TASK ITEM: On how many lines of these entries does the word "origin" occur? State the number alone.

Element data from apps and pages:
:::
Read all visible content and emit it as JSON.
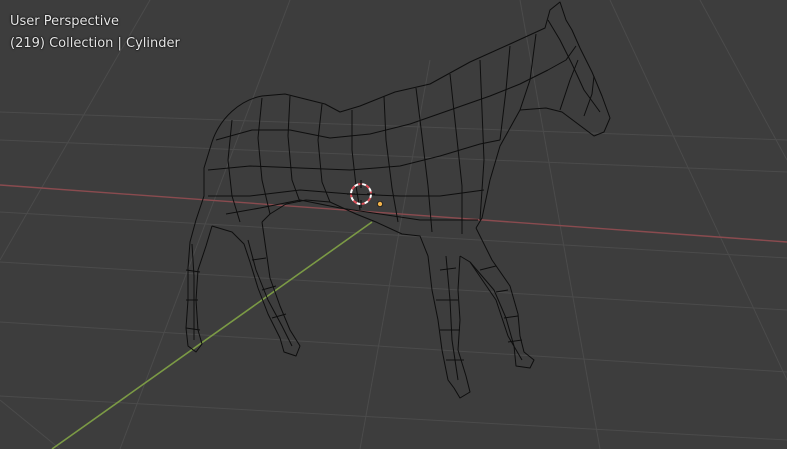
{
  "viewport": {
    "view_name": "User Perspective",
    "object_info": "(219) Collection | Cylinder"
  },
  "colors": {
    "background": "#3d3d3d",
    "grid": "#4a4a4a",
    "x_axis": "#8a4b4f",
    "y_axis": "#6f8d3a",
    "wire": "#0d0d0d",
    "cursor_red": "#e0505a",
    "cursor_white": "#ffffff",
    "origin": "#f2b34b"
  },
  "icons": {
    "3d_cursor": "3d-cursor-icon",
    "origin": "origin-dot-icon"
  }
}
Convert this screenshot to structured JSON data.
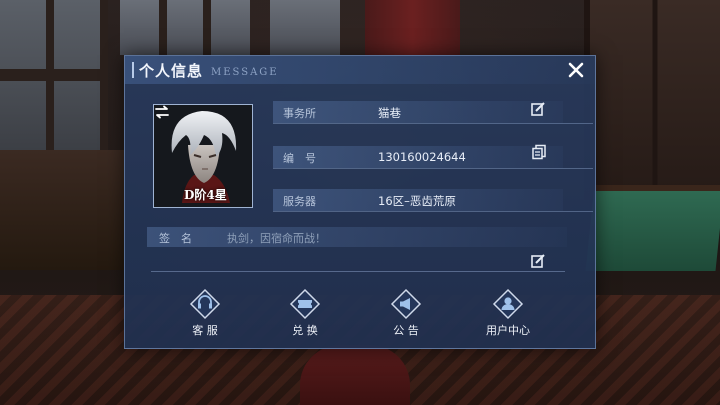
{
  "dialog": {
    "title": "个人信息",
    "subtitle": "MESSAGE"
  },
  "avatar": {
    "rank": "D阶4星"
  },
  "info": {
    "office_label": "事务所",
    "office_value": "猫巷",
    "id_label": "编　号",
    "id_value": "130160024644",
    "server_label": "服务器",
    "server_value": "16区–恶齿荒原"
  },
  "signature": {
    "label": "签　名",
    "value": "执剑，因宿命而战！"
  },
  "actions": [
    {
      "label": "客 服",
      "icon": "headset-icon"
    },
    {
      "label": "兑 换",
      "icon": "ticket-icon"
    },
    {
      "label": "公 告",
      "icon": "megaphone-icon"
    },
    {
      "label": "用户中心",
      "icon": "user-icon"
    }
  ],
  "colors": {
    "panel": "#283a5c",
    "accent": "#9fb3d3",
    "text": "#e8eef8"
  }
}
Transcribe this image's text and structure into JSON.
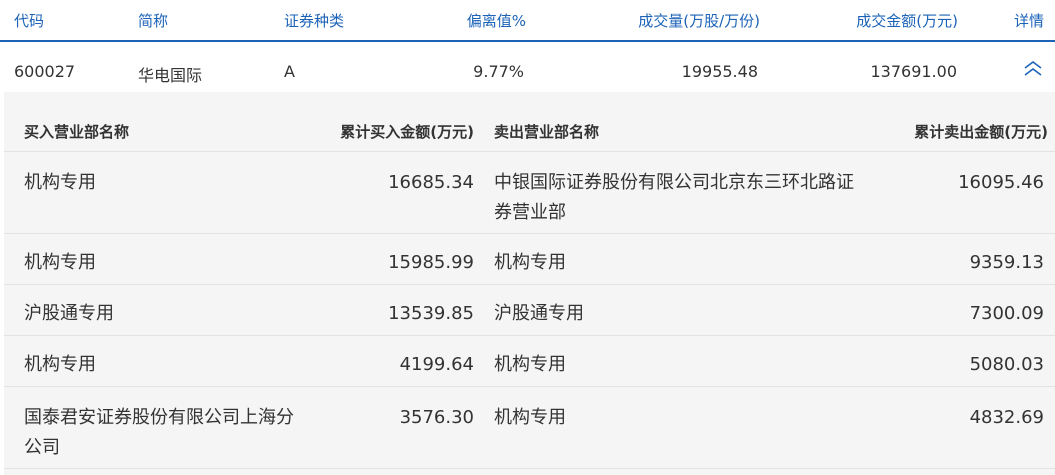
{
  "header": {
    "code": "代码",
    "name": "简称",
    "type": "证券种类",
    "deviation": "偏离值%",
    "volume": "成交量(万股/万份)",
    "amount": "成交金额(万元)",
    "details": "详情"
  },
  "stock": {
    "code": "600027",
    "name": "华电国际",
    "type": "A",
    "deviation": "9.77%",
    "volume": "19955.48",
    "amount": "137691.00",
    "toggle_icon": "double-chevron-up-icon"
  },
  "detail": {
    "headers": {
      "buy_dept": "买入营业部名称",
      "buy_amount": "累计买入金额(万元)",
      "sell_dept": "卖出营业部名称",
      "sell_amount": "累计卖出金额(万元)"
    },
    "rows": [
      {
        "buy_dept": "机构专用",
        "buy_amount": "16685.34",
        "sell_dept": "中银国际证券股份有限公司北京东三环北路证券营业部",
        "sell_amount": "16095.46"
      },
      {
        "buy_dept": "机构专用",
        "buy_amount": "15985.99",
        "sell_dept": "机构专用",
        "sell_amount": "9359.13"
      },
      {
        "buy_dept": "沪股通专用",
        "buy_amount": "13539.85",
        "sell_dept": "沪股通专用",
        "sell_amount": "7300.09"
      },
      {
        "buy_dept": "机构专用",
        "buy_amount": "4199.64",
        "sell_dept": "机构专用",
        "sell_amount": "5080.03"
      },
      {
        "buy_dept": "国泰君安证券股份有限公司上海分公司",
        "buy_amount": "3576.30",
        "sell_dept": "机构专用",
        "sell_amount": "4832.69"
      }
    ]
  },
  "colors": {
    "accent": "#1c63b8",
    "panel_bg": "#f5f5f5",
    "text": "#333333"
  }
}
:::
THE ANSWER: 2